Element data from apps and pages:
▬▬▬

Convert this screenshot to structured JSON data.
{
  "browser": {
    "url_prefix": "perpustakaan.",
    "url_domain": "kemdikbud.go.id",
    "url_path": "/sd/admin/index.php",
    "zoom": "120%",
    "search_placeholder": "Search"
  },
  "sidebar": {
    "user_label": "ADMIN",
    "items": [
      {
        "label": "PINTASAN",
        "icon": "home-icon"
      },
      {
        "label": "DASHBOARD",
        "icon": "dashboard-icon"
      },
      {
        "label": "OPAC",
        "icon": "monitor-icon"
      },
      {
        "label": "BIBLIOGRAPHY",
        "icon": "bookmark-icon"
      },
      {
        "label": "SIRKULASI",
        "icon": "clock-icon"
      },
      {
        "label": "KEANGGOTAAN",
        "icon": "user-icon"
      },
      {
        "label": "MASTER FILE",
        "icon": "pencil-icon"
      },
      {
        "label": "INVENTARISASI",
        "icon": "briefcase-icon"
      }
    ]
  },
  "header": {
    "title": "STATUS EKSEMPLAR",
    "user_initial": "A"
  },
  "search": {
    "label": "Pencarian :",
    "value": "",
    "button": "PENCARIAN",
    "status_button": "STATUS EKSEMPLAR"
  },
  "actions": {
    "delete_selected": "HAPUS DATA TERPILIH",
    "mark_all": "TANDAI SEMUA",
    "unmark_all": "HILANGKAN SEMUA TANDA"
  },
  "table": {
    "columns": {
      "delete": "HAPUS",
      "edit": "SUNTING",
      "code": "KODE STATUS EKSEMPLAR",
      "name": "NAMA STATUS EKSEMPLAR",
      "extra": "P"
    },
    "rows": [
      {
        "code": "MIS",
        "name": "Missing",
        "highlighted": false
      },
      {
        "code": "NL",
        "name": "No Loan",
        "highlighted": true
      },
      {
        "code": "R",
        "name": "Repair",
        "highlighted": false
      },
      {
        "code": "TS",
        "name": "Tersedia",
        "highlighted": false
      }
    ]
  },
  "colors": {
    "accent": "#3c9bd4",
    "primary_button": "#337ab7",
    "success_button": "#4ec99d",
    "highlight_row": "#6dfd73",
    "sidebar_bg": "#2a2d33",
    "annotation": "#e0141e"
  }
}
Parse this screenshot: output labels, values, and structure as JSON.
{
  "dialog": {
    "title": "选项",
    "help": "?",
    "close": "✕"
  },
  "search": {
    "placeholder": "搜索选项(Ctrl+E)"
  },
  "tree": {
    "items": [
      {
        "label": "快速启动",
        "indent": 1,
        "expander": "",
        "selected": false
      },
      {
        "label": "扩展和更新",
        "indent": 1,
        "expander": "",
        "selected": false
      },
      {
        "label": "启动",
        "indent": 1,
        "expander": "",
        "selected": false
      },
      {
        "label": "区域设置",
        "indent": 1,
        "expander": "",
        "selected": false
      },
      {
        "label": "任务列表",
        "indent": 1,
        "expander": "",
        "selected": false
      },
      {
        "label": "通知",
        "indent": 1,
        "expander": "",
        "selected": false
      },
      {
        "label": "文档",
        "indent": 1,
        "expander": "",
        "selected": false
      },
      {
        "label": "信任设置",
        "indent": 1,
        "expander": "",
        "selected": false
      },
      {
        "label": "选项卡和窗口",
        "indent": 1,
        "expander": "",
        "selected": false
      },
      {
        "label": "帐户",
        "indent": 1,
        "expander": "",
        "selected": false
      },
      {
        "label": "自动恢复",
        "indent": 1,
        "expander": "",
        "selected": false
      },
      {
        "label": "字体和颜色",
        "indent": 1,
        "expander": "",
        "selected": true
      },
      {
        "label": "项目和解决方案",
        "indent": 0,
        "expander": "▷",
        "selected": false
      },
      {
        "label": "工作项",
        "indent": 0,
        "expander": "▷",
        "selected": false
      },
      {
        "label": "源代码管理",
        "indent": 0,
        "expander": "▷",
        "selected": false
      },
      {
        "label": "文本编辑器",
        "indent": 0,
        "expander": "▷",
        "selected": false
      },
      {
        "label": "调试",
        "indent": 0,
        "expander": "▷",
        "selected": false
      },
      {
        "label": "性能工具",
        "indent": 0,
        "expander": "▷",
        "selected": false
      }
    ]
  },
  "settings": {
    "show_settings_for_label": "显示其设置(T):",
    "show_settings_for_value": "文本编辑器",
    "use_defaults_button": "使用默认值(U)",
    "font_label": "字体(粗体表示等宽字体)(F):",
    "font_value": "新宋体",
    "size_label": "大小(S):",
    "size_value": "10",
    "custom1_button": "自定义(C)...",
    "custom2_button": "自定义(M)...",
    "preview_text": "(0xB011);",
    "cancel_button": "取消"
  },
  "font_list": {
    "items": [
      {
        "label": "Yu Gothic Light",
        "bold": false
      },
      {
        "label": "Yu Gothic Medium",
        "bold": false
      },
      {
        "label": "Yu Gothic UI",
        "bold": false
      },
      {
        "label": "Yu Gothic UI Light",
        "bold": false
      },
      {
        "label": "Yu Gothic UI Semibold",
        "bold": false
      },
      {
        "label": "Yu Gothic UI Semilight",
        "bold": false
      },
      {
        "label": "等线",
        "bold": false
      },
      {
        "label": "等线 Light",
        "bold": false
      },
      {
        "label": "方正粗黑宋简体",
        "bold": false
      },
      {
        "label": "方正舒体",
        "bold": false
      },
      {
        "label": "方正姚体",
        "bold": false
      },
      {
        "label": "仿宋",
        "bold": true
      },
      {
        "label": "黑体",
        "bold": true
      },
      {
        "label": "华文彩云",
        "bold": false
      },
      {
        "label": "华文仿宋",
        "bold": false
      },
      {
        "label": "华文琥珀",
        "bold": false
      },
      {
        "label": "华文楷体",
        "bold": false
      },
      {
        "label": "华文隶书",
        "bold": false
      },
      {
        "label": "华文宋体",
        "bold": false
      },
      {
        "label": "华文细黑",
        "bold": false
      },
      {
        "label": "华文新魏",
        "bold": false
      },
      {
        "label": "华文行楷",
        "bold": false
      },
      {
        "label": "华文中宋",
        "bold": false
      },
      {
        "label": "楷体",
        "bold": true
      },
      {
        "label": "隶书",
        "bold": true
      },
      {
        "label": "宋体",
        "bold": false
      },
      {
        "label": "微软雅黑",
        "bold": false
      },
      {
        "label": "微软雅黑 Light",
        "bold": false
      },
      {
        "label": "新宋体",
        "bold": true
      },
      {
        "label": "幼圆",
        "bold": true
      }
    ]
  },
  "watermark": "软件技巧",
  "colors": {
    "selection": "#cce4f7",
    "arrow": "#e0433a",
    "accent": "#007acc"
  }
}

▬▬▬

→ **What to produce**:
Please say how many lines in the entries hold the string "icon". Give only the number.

→ **Completed exercise**:
8